"One such field is the collecting of Christmas, birthday, and other greeting cards having some juggling theme. Of course, some jugglers make up an original card and these are perhaps the most prized. To mind comes the annual card from the Willers, who manage to work into the design both Betty's juggling and Ken's one-hand stand. And then along different lines would be Rosto's full color reproduction photo of an 1894 lithograph use by the 7 Perezoffs.

"Still another type is a commercially available card doctored up to give it a juggling theme. A unique one of this type was sent to be by the late Tom Breen. The card showed a fireplace with a set of andirons whose front looked a bit like juggling clubs. Tom had an arrow pointing to them and wrote, 'Look what I did with my clubs!' Over a period of years, the quantity of commercial cards having a juggling theme may surprise you.

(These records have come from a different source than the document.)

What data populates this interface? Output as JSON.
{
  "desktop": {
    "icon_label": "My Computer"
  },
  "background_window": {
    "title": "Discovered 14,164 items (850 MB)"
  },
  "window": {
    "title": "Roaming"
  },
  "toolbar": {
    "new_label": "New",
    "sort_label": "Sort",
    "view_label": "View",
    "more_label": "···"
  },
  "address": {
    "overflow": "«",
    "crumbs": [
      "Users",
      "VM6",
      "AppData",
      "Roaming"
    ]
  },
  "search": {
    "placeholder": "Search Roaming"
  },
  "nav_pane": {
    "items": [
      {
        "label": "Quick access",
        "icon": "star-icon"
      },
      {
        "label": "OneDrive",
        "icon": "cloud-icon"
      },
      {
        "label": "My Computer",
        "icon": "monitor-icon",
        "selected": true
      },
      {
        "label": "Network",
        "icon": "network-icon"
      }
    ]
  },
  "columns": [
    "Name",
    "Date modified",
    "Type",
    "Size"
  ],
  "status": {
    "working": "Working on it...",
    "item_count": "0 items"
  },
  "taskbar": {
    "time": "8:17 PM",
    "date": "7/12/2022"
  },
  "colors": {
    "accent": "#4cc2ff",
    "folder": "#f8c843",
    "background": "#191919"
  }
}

"Another field is the collecting of cartoons. Again it is surprising to find how many cartoonists use juggling themes fairly often over the years. By watching the comic strips and magazine cartoons you can create a very interesting collection, and one which portrays the layman's view of jugglers.

"Most cartoonists draw a juggling club that more closely resembles a bowling pin. Exceptions are such juggler-artists as Phil Berube, Kirk Stiles, Joe Marsh, or George DeMott. If this field interests you and you get duplicates send them to me and I'll send back something you'll enjoy adding to your cartoon collection.

"Still another challenging field is the collection of similes, metaphors and humorous stories. In the case of stories one must often substitute the word juggler for 'actor' or 'magician.' To illustrate, the following is a story usually told about actors but could apply equally well to jugglers.

A troupe of jugglers was stranded and trying to reach the next river town but had no money or means of transportation. Finally they talked the captain of a river scow carrying a load of garbage into giving them a lift. As they passed a bend in the river a vice from shore called out, "Hey cap'n, what're you carrying this trip?"

"A load of garbage and a bunch of jugglers," the captain yelled. One of the jugglers was heard to exclaim, "Not even first billing!"

"The collecting of similes and metaphors is perhaps the most challenging since they appear in a wide variety of books, magazines and newspapers. Here are a few samples: From the book, 'Gus the Great' by Thomas W. Duncan - 'But she really felt more like a juggler that autumn, she was so busy not letting her left hand know what her right was doing.' Or from the same book - 'She had momentarily forgotten Barbara; she could never juggle more than one idea at a time.'"

Roger Montandon / Index, Vol. 39, No. 2 / jis@juggling.org
© 1996 Juggling Information Service. All Rights Reserved.